▸ **ASSIGNMENT**
This exercise calls for every line of the listing below that contains the word "Main".

▸ **DATASET EXCERPTS**
□ □ □ □ □

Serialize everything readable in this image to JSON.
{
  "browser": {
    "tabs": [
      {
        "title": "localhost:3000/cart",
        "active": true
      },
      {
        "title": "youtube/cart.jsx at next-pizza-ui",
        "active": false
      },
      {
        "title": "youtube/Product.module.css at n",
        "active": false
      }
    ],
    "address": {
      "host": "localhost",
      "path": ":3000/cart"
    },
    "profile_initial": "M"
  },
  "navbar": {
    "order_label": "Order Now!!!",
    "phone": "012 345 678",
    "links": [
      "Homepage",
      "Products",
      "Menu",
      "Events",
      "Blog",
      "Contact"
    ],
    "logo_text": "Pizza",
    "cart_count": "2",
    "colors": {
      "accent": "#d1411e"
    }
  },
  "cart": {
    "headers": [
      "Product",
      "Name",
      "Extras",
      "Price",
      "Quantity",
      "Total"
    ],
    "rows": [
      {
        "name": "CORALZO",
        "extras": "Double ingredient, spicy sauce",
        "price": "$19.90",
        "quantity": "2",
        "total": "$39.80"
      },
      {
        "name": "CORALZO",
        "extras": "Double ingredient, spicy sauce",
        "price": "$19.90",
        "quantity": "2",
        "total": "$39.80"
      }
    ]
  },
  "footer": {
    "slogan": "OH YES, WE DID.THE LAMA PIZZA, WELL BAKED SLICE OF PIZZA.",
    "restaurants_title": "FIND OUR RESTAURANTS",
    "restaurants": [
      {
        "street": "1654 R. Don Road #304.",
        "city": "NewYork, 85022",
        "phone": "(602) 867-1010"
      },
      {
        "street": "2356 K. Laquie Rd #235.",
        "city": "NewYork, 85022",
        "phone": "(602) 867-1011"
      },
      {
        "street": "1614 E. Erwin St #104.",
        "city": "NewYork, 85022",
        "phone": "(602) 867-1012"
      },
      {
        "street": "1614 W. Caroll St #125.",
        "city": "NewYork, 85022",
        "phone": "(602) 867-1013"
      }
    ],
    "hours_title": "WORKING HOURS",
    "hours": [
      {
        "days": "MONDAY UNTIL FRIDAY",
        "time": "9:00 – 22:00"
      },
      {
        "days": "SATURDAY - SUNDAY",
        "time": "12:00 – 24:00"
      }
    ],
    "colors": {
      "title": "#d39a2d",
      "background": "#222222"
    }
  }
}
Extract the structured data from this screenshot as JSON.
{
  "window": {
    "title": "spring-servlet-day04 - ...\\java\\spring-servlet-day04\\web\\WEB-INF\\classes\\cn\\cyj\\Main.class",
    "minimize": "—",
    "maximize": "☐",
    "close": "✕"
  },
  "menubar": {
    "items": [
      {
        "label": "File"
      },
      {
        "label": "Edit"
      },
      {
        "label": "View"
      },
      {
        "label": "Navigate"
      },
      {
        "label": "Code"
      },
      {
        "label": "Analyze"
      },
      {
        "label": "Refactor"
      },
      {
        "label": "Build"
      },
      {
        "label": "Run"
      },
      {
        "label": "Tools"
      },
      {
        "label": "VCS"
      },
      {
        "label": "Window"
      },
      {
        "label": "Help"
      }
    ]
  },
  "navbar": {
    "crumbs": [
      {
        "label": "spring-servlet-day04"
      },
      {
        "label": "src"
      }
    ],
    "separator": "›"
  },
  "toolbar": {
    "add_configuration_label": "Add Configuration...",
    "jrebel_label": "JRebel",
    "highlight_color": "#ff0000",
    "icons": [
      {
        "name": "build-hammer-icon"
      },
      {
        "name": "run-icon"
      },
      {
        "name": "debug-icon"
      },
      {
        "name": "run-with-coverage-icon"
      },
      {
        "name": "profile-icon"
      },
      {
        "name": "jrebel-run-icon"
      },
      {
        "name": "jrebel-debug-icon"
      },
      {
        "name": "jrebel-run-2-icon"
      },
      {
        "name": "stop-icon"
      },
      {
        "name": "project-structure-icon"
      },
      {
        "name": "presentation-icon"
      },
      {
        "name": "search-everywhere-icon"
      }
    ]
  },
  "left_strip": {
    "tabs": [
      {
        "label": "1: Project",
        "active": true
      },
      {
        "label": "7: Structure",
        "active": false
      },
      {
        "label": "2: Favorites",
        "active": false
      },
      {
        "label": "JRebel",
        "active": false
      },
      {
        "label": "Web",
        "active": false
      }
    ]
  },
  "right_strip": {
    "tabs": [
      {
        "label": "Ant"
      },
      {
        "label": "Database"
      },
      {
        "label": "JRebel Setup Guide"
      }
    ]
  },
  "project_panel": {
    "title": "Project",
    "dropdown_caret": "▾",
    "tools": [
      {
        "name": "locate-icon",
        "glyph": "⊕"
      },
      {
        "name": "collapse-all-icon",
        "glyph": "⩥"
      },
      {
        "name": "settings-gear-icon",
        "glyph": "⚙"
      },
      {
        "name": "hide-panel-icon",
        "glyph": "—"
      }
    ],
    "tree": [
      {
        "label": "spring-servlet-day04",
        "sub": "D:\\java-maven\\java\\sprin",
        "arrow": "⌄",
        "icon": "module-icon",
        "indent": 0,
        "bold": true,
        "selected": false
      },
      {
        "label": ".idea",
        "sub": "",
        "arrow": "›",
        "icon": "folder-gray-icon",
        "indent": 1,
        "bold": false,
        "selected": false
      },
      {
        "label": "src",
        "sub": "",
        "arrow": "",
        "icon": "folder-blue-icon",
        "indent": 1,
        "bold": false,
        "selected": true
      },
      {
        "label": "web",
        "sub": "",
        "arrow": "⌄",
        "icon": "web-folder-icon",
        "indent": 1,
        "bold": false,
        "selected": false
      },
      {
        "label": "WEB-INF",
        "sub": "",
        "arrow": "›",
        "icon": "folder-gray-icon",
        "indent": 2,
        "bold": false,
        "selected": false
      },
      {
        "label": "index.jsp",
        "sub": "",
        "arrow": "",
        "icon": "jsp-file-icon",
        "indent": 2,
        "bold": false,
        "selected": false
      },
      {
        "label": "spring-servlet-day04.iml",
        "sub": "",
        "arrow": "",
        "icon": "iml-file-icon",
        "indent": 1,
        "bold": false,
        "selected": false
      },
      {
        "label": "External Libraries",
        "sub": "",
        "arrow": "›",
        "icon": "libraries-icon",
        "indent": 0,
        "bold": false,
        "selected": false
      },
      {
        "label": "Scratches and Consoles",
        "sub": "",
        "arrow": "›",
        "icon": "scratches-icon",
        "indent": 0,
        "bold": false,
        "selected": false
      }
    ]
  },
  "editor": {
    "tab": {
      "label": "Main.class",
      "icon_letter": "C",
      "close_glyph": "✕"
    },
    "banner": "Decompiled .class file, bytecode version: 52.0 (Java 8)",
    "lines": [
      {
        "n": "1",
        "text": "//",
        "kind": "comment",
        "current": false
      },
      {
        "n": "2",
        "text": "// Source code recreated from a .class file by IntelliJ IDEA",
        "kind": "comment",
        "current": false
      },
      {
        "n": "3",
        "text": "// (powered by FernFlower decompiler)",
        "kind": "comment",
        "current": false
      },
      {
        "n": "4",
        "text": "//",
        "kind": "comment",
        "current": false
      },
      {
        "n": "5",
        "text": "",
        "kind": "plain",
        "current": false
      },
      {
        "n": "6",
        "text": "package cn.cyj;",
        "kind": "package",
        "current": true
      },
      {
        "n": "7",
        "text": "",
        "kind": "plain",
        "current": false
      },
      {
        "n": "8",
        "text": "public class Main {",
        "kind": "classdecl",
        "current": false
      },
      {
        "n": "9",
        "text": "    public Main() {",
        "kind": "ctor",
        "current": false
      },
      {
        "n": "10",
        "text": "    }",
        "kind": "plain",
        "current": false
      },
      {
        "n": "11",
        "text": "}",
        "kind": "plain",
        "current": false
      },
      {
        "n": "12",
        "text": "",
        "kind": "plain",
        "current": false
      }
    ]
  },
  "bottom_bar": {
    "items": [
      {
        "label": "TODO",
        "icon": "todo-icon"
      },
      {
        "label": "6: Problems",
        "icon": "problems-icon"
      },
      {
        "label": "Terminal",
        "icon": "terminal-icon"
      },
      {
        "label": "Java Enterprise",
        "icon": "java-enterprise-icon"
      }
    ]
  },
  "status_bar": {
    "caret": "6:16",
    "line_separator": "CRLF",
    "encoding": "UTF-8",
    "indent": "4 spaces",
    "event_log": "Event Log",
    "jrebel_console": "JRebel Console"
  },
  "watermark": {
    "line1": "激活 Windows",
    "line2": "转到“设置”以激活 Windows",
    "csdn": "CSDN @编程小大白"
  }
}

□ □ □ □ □

▸ **EXPECTED ANSWER**
    "title": "spring-servlet-day04 - ...\\java\\spring-servlet-day04\\web\\WEB-INF\\classes\\cn\\cyj\\Main.class",
      "label": "Main.class",
        "text": "public class Main {",
        "text": "    public Main() {",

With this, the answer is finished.